Wednesday, June 18, 2014
"Ida": a simple film from Poland about a woman entering a convent, and her effect on her aunt
“Ida”, directed by Pawel Pawilkowski, is a little black and white movie from Poland (and Denmark) in old 4:3 aspect ratio, and rather simple images. In fact, life in Communist Poland in 1962 offers more than one would expect. People have cars, farmland, fixer houses, and go to jute boxes and nightclubs. Wanda (Agata Kulesza) is a middle aged woman, a respected judge, with a loose life style and dark secrets. Her niece, Anna (Agata Trzebuchowska) is about to take her vows in a convent where life is very plain. The mother superior insists that Anna get to know her only known relative first.
Anna’s appearance is disruptive to Wanda, who must explore their hidden Jewish background to find out what happened to Anna’s parents during the Holocaust. Anna will come into contact with the idea of life outside poverty. But this will be a lot for Wanda to take, maybe too much.

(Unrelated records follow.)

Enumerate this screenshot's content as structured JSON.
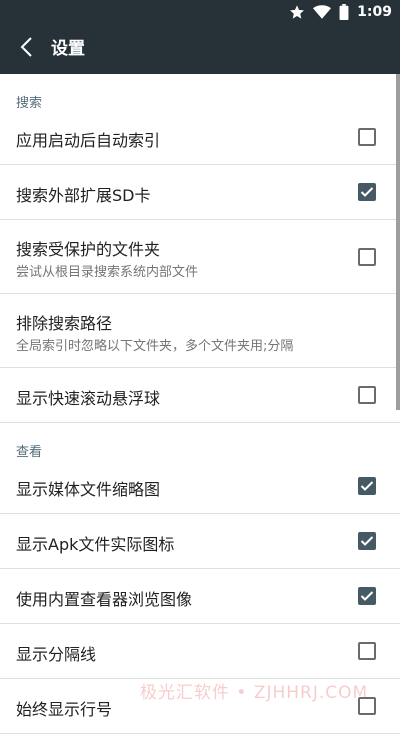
{
  "status_bar": {
    "time": "1:09",
    "icons": [
      "star-icon",
      "wifi-icon",
      "battery-icon"
    ]
  },
  "app_bar": {
    "title": "设置",
    "back_icon": "back-arrow-icon"
  },
  "sections": {
    "search": {
      "header": "搜索",
      "auto_index": {
        "title": "应用启动后自动索引",
        "checked": false
      },
      "external_sd": {
        "title": "搜索外部扩展SD卡",
        "checked": true
      },
      "protected_folders": {
        "title": "搜索受保护的文件夹",
        "summary": "尝试从根目录搜索系统内部文件",
        "checked": false
      },
      "exclude_paths": {
        "title": "排除搜索路径",
        "summary": "全局索引时忽略以下文件夹，多个文件夹用;分隔"
      },
      "fast_scroll": {
        "title": "显示快速滚动悬浮球",
        "checked": false
      }
    },
    "view": {
      "header": "查看",
      "media_thumbs": {
        "title": "显示媒体文件缩略图",
        "checked": true
      },
      "apk_icons": {
        "title": "显示Apk文件实际图标",
        "checked": true
      },
      "builtin_viewer": {
        "title": "使用内置查看器浏览图像",
        "checked": true
      },
      "dividers": {
        "title": "显示分隔线",
        "checked": false
      },
      "line_numbers": {
        "title": "始终显示行号",
        "checked": false
      }
    }
  },
  "watermark": "极光汇软件 • ZJHHRJ.COM",
  "colors": {
    "bar": "#263238",
    "accent": "#455a64",
    "section_header": "#546e7a"
  }
}
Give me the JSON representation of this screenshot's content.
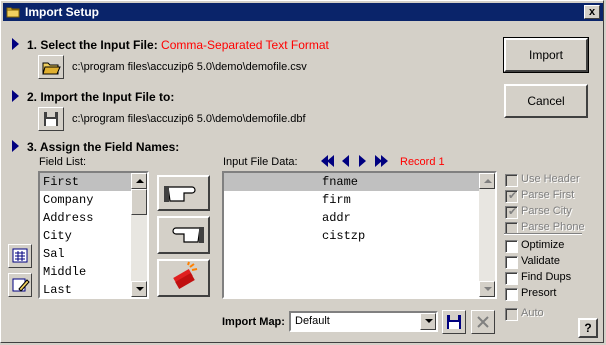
{
  "window": {
    "title": "Import Setup",
    "close_label": "x"
  },
  "step1": {
    "label": "1. Select the Input File:",
    "format": "Comma-Separated Text Format",
    "path": "c:\\program files\\accuzip6 5.0\\demo\\demofile.csv"
  },
  "step2": {
    "label": "2. Import the Input File to:",
    "path": "c:\\program files\\accuzip6 5.0\\demo\\demofile.dbf"
  },
  "step3": {
    "label": "3. Assign the Field Names:"
  },
  "field_list": {
    "label": "Field List:",
    "items": [
      "First",
      "Company",
      "Address",
      "City",
      "Sal",
      "Middle",
      "Last"
    ]
  },
  "input_data": {
    "label": "Input File Data:",
    "record": "Record 1",
    "items": [
      "fname",
      "firm",
      "addr",
      "cistzp"
    ]
  },
  "buttons": {
    "import": "Import",
    "cancel": "Cancel",
    "help": "?"
  },
  "options": [
    {
      "label": "Use Header",
      "checked": false,
      "disabled": true
    },
    {
      "label": "Parse First",
      "checked": true,
      "disabled": true
    },
    {
      "label": "Parse City",
      "checked": true,
      "disabled": true
    },
    {
      "label": "Parse Phone",
      "checked": false,
      "disabled": true
    },
    {
      "label": "Optimize",
      "checked": false,
      "disabled": false
    },
    {
      "label": "Validate",
      "checked": false,
      "disabled": false
    },
    {
      "label": "Find Dups",
      "checked": false,
      "disabled": false
    },
    {
      "label": "Presort",
      "checked": false,
      "disabled": false
    },
    {
      "label": "Auto",
      "checked": false,
      "disabled": true
    }
  ],
  "import_map": {
    "label": "Import Map:",
    "value": "Default"
  },
  "colors": {
    "titlebar": "#0a246a",
    "accent_red": "#ff0000",
    "arrow": "#000080",
    "face": "#d4d0c8"
  }
}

The characters play music from the Mozart Jupiter Symphony (41), on an old record player with a heavy tracking arm. That work was important to me in 1962, as I often played Bruno Walter’s recording. I saw the work as life-giving, but maybe it isn’t here. Other music, including some Bach and the Soviet anthem, come into play.
The official site is here from Music Box Films.
I saw the 80-minute film at the AMC Shirlington, early show Wednesday night, before a sparse audience.